Your assignment | Write every record below out exactly; no images.

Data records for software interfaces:
☆ ☆ ☆ ☆

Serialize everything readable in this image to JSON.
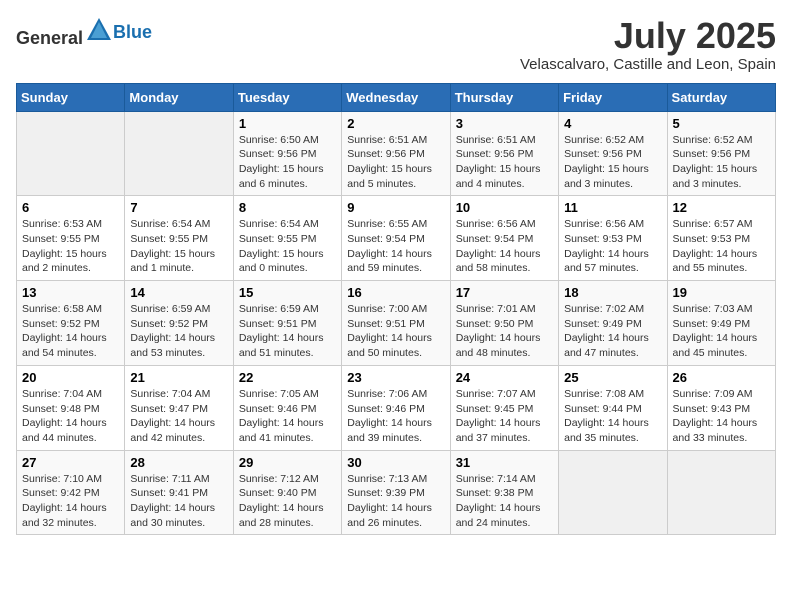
{
  "header": {
    "logo_general": "General",
    "logo_blue": "Blue",
    "title": "July 2025",
    "subtitle": "Velascalvaro, Castille and Leon, Spain"
  },
  "weekdays": [
    "Sunday",
    "Monday",
    "Tuesday",
    "Wednesday",
    "Thursday",
    "Friday",
    "Saturday"
  ],
  "weeks": [
    [
      {
        "day": "",
        "sunrise": "",
        "sunset": "",
        "daylight": ""
      },
      {
        "day": "",
        "sunrise": "",
        "sunset": "",
        "daylight": ""
      },
      {
        "day": "1",
        "sunrise": "Sunrise: 6:50 AM",
        "sunset": "Sunset: 9:56 PM",
        "daylight": "Daylight: 15 hours and 6 minutes."
      },
      {
        "day": "2",
        "sunrise": "Sunrise: 6:51 AM",
        "sunset": "Sunset: 9:56 PM",
        "daylight": "Daylight: 15 hours and 5 minutes."
      },
      {
        "day": "3",
        "sunrise": "Sunrise: 6:51 AM",
        "sunset": "Sunset: 9:56 PM",
        "daylight": "Daylight: 15 hours and 4 minutes."
      },
      {
        "day": "4",
        "sunrise": "Sunrise: 6:52 AM",
        "sunset": "Sunset: 9:56 PM",
        "daylight": "Daylight: 15 hours and 3 minutes."
      },
      {
        "day": "5",
        "sunrise": "Sunrise: 6:52 AM",
        "sunset": "Sunset: 9:56 PM",
        "daylight": "Daylight: 15 hours and 3 minutes."
      }
    ],
    [
      {
        "day": "6",
        "sunrise": "Sunrise: 6:53 AM",
        "sunset": "Sunset: 9:55 PM",
        "daylight": "Daylight: 15 hours and 2 minutes."
      },
      {
        "day": "7",
        "sunrise": "Sunrise: 6:54 AM",
        "sunset": "Sunset: 9:55 PM",
        "daylight": "Daylight: 15 hours and 1 minute."
      },
      {
        "day": "8",
        "sunrise": "Sunrise: 6:54 AM",
        "sunset": "Sunset: 9:55 PM",
        "daylight": "Daylight: 15 hours and 0 minutes."
      },
      {
        "day": "9",
        "sunrise": "Sunrise: 6:55 AM",
        "sunset": "Sunset: 9:54 PM",
        "daylight": "Daylight: 14 hours and 59 minutes."
      },
      {
        "day": "10",
        "sunrise": "Sunrise: 6:56 AM",
        "sunset": "Sunset: 9:54 PM",
        "daylight": "Daylight: 14 hours and 58 minutes."
      },
      {
        "day": "11",
        "sunrise": "Sunrise: 6:56 AM",
        "sunset": "Sunset: 9:53 PM",
        "daylight": "Daylight: 14 hours and 57 minutes."
      },
      {
        "day": "12",
        "sunrise": "Sunrise: 6:57 AM",
        "sunset": "Sunset: 9:53 PM",
        "daylight": "Daylight: 14 hours and 55 minutes."
      }
    ],
    [
      {
        "day": "13",
        "sunrise": "Sunrise: 6:58 AM",
        "sunset": "Sunset: 9:52 PM",
        "daylight": "Daylight: 14 hours and 54 minutes."
      },
      {
        "day": "14",
        "sunrise": "Sunrise: 6:59 AM",
        "sunset": "Sunset: 9:52 PM",
        "daylight": "Daylight: 14 hours and 53 minutes."
      },
      {
        "day": "15",
        "sunrise": "Sunrise: 6:59 AM",
        "sunset": "Sunset: 9:51 PM",
        "daylight": "Daylight: 14 hours and 51 minutes."
      },
      {
        "day": "16",
        "sunrise": "Sunrise: 7:00 AM",
        "sunset": "Sunset: 9:51 PM",
        "daylight": "Daylight: 14 hours and 50 minutes."
      },
      {
        "day": "17",
        "sunrise": "Sunrise: 7:01 AM",
        "sunset": "Sunset: 9:50 PM",
        "daylight": "Daylight: 14 hours and 48 minutes."
      },
      {
        "day": "18",
        "sunrise": "Sunrise: 7:02 AM",
        "sunset": "Sunset: 9:49 PM",
        "daylight": "Daylight: 14 hours and 47 minutes."
      },
      {
        "day": "19",
        "sunrise": "Sunrise: 7:03 AM",
        "sunset": "Sunset: 9:49 PM",
        "daylight": "Daylight: 14 hours and 45 minutes."
      }
    ],
    [
      {
        "day": "20",
        "sunrise": "Sunrise: 7:04 AM",
        "sunset": "Sunset: 9:48 PM",
        "daylight": "Daylight: 14 hours and 44 minutes."
      },
      {
        "day": "21",
        "sunrise": "Sunrise: 7:04 AM",
        "sunset": "Sunset: 9:47 PM",
        "daylight": "Daylight: 14 hours and 42 minutes."
      },
      {
        "day": "22",
        "sunrise": "Sunrise: 7:05 AM",
        "sunset": "Sunset: 9:46 PM",
        "daylight": "Daylight: 14 hours and 41 minutes."
      },
      {
        "day": "23",
        "sunrise": "Sunrise: 7:06 AM",
        "sunset": "Sunset: 9:46 PM",
        "daylight": "Daylight: 14 hours and 39 minutes."
      },
      {
        "day": "24",
        "sunrise": "Sunrise: 7:07 AM",
        "sunset": "Sunset: 9:45 PM",
        "daylight": "Daylight: 14 hours and 37 minutes."
      },
      {
        "day": "25",
        "sunrise": "Sunrise: 7:08 AM",
        "sunset": "Sunset: 9:44 PM",
        "daylight": "Daylight: 14 hours and 35 minutes."
      },
      {
        "day": "26",
        "sunrise": "Sunrise: 7:09 AM",
        "sunset": "Sunset: 9:43 PM",
        "daylight": "Daylight: 14 hours and 33 minutes."
      }
    ],
    [
      {
        "day": "27",
        "sunrise": "Sunrise: 7:10 AM",
        "sunset": "Sunset: 9:42 PM",
        "daylight": "Daylight: 14 hours and 32 minutes."
      },
      {
        "day": "28",
        "sunrise": "Sunrise: 7:11 AM",
        "sunset": "Sunset: 9:41 PM",
        "daylight": "Daylight: 14 hours and 30 minutes."
      },
      {
        "day": "29",
        "sunrise": "Sunrise: 7:12 AM",
        "sunset": "Sunset: 9:40 PM",
        "daylight": "Daylight: 14 hours and 28 minutes."
      },
      {
        "day": "30",
        "sunrise": "Sunrise: 7:13 AM",
        "sunset": "Sunset: 9:39 PM",
        "daylight": "Daylight: 14 hours and 26 minutes."
      },
      {
        "day": "31",
        "sunrise": "Sunrise: 7:14 AM",
        "sunset": "Sunset: 9:38 PM",
        "daylight": "Daylight: 14 hours and 24 minutes."
      },
      {
        "day": "",
        "sunrise": "",
        "sunset": "",
        "daylight": ""
      },
      {
        "day": "",
        "sunrise": "",
        "sunset": "",
        "daylight": ""
      }
    ]
  ]
}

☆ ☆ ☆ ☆

Your response |
Serialize everything readable in this image to JSON.
{
  "header": {
    "logo_general": "General",
    "logo_blue": "Blue",
    "title": "July 2025",
    "subtitle": "Velascalvaro, Castille and Leon, Spain"
  },
  "weekdays": [
    "Sunday",
    "Monday",
    "Tuesday",
    "Wednesday",
    "Thursday",
    "Friday",
    "Saturday"
  ],
  "weeks": [
    [
      {
        "day": "",
        "sunrise": "",
        "sunset": "",
        "daylight": ""
      },
      {
        "day": "",
        "sunrise": "",
        "sunset": "",
        "daylight": ""
      },
      {
        "day": "1",
        "sunrise": "Sunrise: 6:50 AM",
        "sunset": "Sunset: 9:56 PM",
        "daylight": "Daylight: 15 hours and 6 minutes."
      },
      {
        "day": "2",
        "sunrise": "Sunrise: 6:51 AM",
        "sunset": "Sunset: 9:56 PM",
        "daylight": "Daylight: 15 hours and 5 minutes."
      },
      {
        "day": "3",
        "sunrise": "Sunrise: 6:51 AM",
        "sunset": "Sunset: 9:56 PM",
        "daylight": "Daylight: 15 hours and 4 minutes."
      },
      {
        "day": "4",
        "sunrise": "Sunrise: 6:52 AM",
        "sunset": "Sunset: 9:56 PM",
        "daylight": "Daylight: 15 hours and 3 minutes."
      },
      {
        "day": "5",
        "sunrise": "Sunrise: 6:52 AM",
        "sunset": "Sunset: 9:56 PM",
        "daylight": "Daylight: 15 hours and 3 minutes."
      }
    ],
    [
      {
        "day": "6",
        "sunrise": "Sunrise: 6:53 AM",
        "sunset": "Sunset: 9:55 PM",
        "daylight": "Daylight: 15 hours and 2 minutes."
      },
      {
        "day": "7",
        "sunrise": "Sunrise: 6:54 AM",
        "sunset": "Sunset: 9:55 PM",
        "daylight": "Daylight: 15 hours and 1 minute."
      },
      {
        "day": "8",
        "sunrise": "Sunrise: 6:54 AM",
        "sunset": "Sunset: 9:55 PM",
        "daylight": "Daylight: 15 hours and 0 minutes."
      },
      {
        "day": "9",
        "sunrise": "Sunrise: 6:55 AM",
        "sunset": "Sunset: 9:54 PM",
        "daylight": "Daylight: 14 hours and 59 minutes."
      },
      {
        "day": "10",
        "sunrise": "Sunrise: 6:56 AM",
        "sunset": "Sunset: 9:54 PM",
        "daylight": "Daylight: 14 hours and 58 minutes."
      },
      {
        "day": "11",
        "sunrise": "Sunrise: 6:56 AM",
        "sunset": "Sunset: 9:53 PM",
        "daylight": "Daylight: 14 hours and 57 minutes."
      },
      {
        "day": "12",
        "sunrise": "Sunrise: 6:57 AM",
        "sunset": "Sunset: 9:53 PM",
        "daylight": "Daylight: 14 hours and 55 minutes."
      }
    ],
    [
      {
        "day": "13",
        "sunrise": "Sunrise: 6:58 AM",
        "sunset": "Sunset: 9:52 PM",
        "daylight": "Daylight: 14 hours and 54 minutes."
      },
      {
        "day": "14",
        "sunrise": "Sunrise: 6:59 AM",
        "sunset": "Sunset: 9:52 PM",
        "daylight": "Daylight: 14 hours and 53 minutes."
      },
      {
        "day": "15",
        "sunrise": "Sunrise: 6:59 AM",
        "sunset": "Sunset: 9:51 PM",
        "daylight": "Daylight: 14 hours and 51 minutes."
      },
      {
        "day": "16",
        "sunrise": "Sunrise: 7:00 AM",
        "sunset": "Sunset: 9:51 PM",
        "daylight": "Daylight: 14 hours and 50 minutes."
      },
      {
        "day": "17",
        "sunrise": "Sunrise: 7:01 AM",
        "sunset": "Sunset: 9:50 PM",
        "daylight": "Daylight: 14 hours and 48 minutes."
      },
      {
        "day": "18",
        "sunrise": "Sunrise: 7:02 AM",
        "sunset": "Sunset: 9:49 PM",
        "daylight": "Daylight: 14 hours and 47 minutes."
      },
      {
        "day": "19",
        "sunrise": "Sunrise: 7:03 AM",
        "sunset": "Sunset: 9:49 PM",
        "daylight": "Daylight: 14 hours and 45 minutes."
      }
    ],
    [
      {
        "day": "20",
        "sunrise": "Sunrise: 7:04 AM",
        "sunset": "Sunset: 9:48 PM",
        "daylight": "Daylight: 14 hours and 44 minutes."
      },
      {
        "day": "21",
        "sunrise": "Sunrise: 7:04 AM",
        "sunset": "Sunset: 9:47 PM",
        "daylight": "Daylight: 14 hours and 42 minutes."
      },
      {
        "day": "22",
        "sunrise": "Sunrise: 7:05 AM",
        "sunset": "Sunset: 9:46 PM",
        "daylight": "Daylight: 14 hours and 41 minutes."
      },
      {
        "day": "23",
        "sunrise": "Sunrise: 7:06 AM",
        "sunset": "Sunset: 9:46 PM",
        "daylight": "Daylight: 14 hours and 39 minutes."
      },
      {
        "day": "24",
        "sunrise": "Sunrise: 7:07 AM",
        "sunset": "Sunset: 9:45 PM",
        "daylight": "Daylight: 14 hours and 37 minutes."
      },
      {
        "day": "25",
        "sunrise": "Sunrise: 7:08 AM",
        "sunset": "Sunset: 9:44 PM",
        "daylight": "Daylight: 14 hours and 35 minutes."
      },
      {
        "day": "26",
        "sunrise": "Sunrise: 7:09 AM",
        "sunset": "Sunset: 9:43 PM",
        "daylight": "Daylight: 14 hours and 33 minutes."
      }
    ],
    [
      {
        "day": "27",
        "sunrise": "Sunrise: 7:10 AM",
        "sunset": "Sunset: 9:42 PM",
        "daylight": "Daylight: 14 hours and 32 minutes."
      },
      {
        "day": "28",
        "sunrise": "Sunrise: 7:11 AM",
        "sunset": "Sunset: 9:41 PM",
        "daylight": "Daylight: 14 hours and 30 minutes."
      },
      {
        "day": "29",
        "sunrise": "Sunrise: 7:12 AM",
        "sunset": "Sunset: 9:40 PM",
        "daylight": "Daylight: 14 hours and 28 minutes."
      },
      {
        "day": "30",
        "sunrise": "Sunrise: 7:13 AM",
        "sunset": "Sunset: 9:39 PM",
        "daylight": "Daylight: 14 hours and 26 minutes."
      },
      {
        "day": "31",
        "sunrise": "Sunrise: 7:14 AM",
        "sunset": "Sunset: 9:38 PM",
        "daylight": "Daylight: 14 hours and 24 minutes."
      },
      {
        "day": "",
        "sunrise": "",
        "sunset": "",
        "daylight": ""
      },
      {
        "day": "",
        "sunrise": "",
        "sunset": "",
        "daylight": ""
      }
    ]
  ]
}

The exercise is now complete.